+++ Provided records

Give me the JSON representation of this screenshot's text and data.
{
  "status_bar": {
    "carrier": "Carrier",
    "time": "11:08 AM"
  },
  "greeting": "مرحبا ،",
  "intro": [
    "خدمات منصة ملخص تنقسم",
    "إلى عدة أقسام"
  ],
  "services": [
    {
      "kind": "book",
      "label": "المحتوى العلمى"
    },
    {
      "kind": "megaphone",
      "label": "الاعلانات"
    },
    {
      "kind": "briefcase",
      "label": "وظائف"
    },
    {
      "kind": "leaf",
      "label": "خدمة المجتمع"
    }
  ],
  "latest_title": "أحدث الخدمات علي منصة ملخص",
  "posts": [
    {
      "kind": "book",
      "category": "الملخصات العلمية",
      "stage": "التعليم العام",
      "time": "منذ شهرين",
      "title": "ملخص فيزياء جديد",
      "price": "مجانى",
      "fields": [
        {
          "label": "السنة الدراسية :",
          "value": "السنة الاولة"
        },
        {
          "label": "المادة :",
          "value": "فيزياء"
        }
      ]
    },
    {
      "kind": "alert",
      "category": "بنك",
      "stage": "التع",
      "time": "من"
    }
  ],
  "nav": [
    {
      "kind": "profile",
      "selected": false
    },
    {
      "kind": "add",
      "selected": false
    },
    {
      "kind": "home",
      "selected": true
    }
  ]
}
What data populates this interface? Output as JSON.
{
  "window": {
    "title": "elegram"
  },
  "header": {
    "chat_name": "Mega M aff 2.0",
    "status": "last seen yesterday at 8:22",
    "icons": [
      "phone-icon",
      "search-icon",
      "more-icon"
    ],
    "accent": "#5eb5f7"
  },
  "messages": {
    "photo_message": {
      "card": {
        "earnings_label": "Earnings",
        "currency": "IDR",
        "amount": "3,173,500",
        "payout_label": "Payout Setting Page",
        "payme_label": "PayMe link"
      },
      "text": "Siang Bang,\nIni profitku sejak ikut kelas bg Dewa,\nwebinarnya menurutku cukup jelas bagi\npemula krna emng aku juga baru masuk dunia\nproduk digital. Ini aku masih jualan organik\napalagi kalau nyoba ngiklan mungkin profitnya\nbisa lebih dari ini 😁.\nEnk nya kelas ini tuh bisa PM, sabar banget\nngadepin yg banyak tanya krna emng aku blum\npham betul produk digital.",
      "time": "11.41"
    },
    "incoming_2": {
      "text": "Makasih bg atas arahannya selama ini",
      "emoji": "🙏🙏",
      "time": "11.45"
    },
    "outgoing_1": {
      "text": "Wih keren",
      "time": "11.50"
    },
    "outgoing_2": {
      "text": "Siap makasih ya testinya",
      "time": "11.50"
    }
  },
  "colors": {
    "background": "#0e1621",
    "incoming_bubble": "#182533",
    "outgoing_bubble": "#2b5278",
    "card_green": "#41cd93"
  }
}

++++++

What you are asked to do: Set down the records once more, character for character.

Exercise solution:
Give me the JSON representation of this screenshot's text and data.
{
  "status_bar": {
    "carrier": "Carrier",
    "time": "11:08 AM"
  },
  "greeting": "مرحبا ،",
  "intro": [
    "خدمات منصة ملخص تنقسم",
    "إلى عدة أقسام"
  ],
  "services": [
    {
      "kind": "book",
      "label": "المحتوى العلمى"
    },
    {
      "kind": "megaphone",
      "label": "الاعلانات"
    },
    {
      "kind": "briefcase",
      "label": "وظائف"
    },
    {
      "kind": "leaf",
      "label": "خدمة المجتمع"
    }
  ],
  "latest_title": "أحدث الخدمات علي منصة ملخص",
  "posts": [
    {
      "kind": "book",
      "category": "الملخصات العلمية",
      "stage": "التعليم العام",
      "time": "منذ شهرين",
      "title": "ملخص فيزياء جديد",
      "price": "مجانى",
      "fields": [
        {
          "label": "السنة الدراسية :",
          "value": "السنة الاولة"
        },
        {
          "label": "المادة :",
          "value": "فيزياء"
        }
      ]
    },
    {
      "kind": "alert",
      "category": "بنك",
      "stage": "التع",
      "time": "من"
    }
  ],
  "nav": [
    {
      "kind": "profile",
      "selected": false
    },
    {
      "kind": "add",
      "selected": false
    },
    {
      "kind": "home",
      "selected": true
    }
  ]
}
What data populates this interface? Output as JSON.
{
  "window": {
    "title": "elegram"
  },
  "header": {
    "chat_name": "Mega M aff 2.0",
    "status": "last seen yesterday at 8:22",
    "icons": [
      "phone-icon",
      "search-icon",
      "more-icon"
    ],
    "accent": "#5eb5f7"
  },
  "messages": {
    "photo_message": {
      "card": {
        "earnings_label": "Earnings",
        "currency": "IDR",
        "amount": "3,173,500",
        "payout_label": "Payout Setting Page",
        "payme_label": "PayMe link"
      },
      "text": "Siang Bang,\nIni profitku sejak ikut kelas bg Dewa,\nwebinarnya menurutku cukup jelas bagi\npemula krna emng aku juga baru masuk dunia\nproduk digital. Ini aku masih jualan organik\napalagi kalau nyoba ngiklan mungkin profitnya\nbisa lebih dari ini 😁.\nEnk nya kelas ini tuh bisa PM, sabar banget\nngadepin yg banyak tanya krna emng aku blum\npham betul produk digital.",
      "time": "11.41"
    },
    "incoming_2": {
      "text": "Makasih bg atas arahannya selama ini",
      "emoji": "🙏🙏",
      "time": "11.45"
    },
    "outgoing_1": {
      "text": "Wih keren",
      "time": "11.50"
    },
    "outgoing_2": {
      "text": "Siap makasih ya testinya",
      "time": "11.50"
    }
  },
  "colors": {
    "background": "#0e1621",
    "incoming_bubble": "#182533",
    "outgoing_bubble": "#2b5278",
    "card_green": "#41cd93"
  }
}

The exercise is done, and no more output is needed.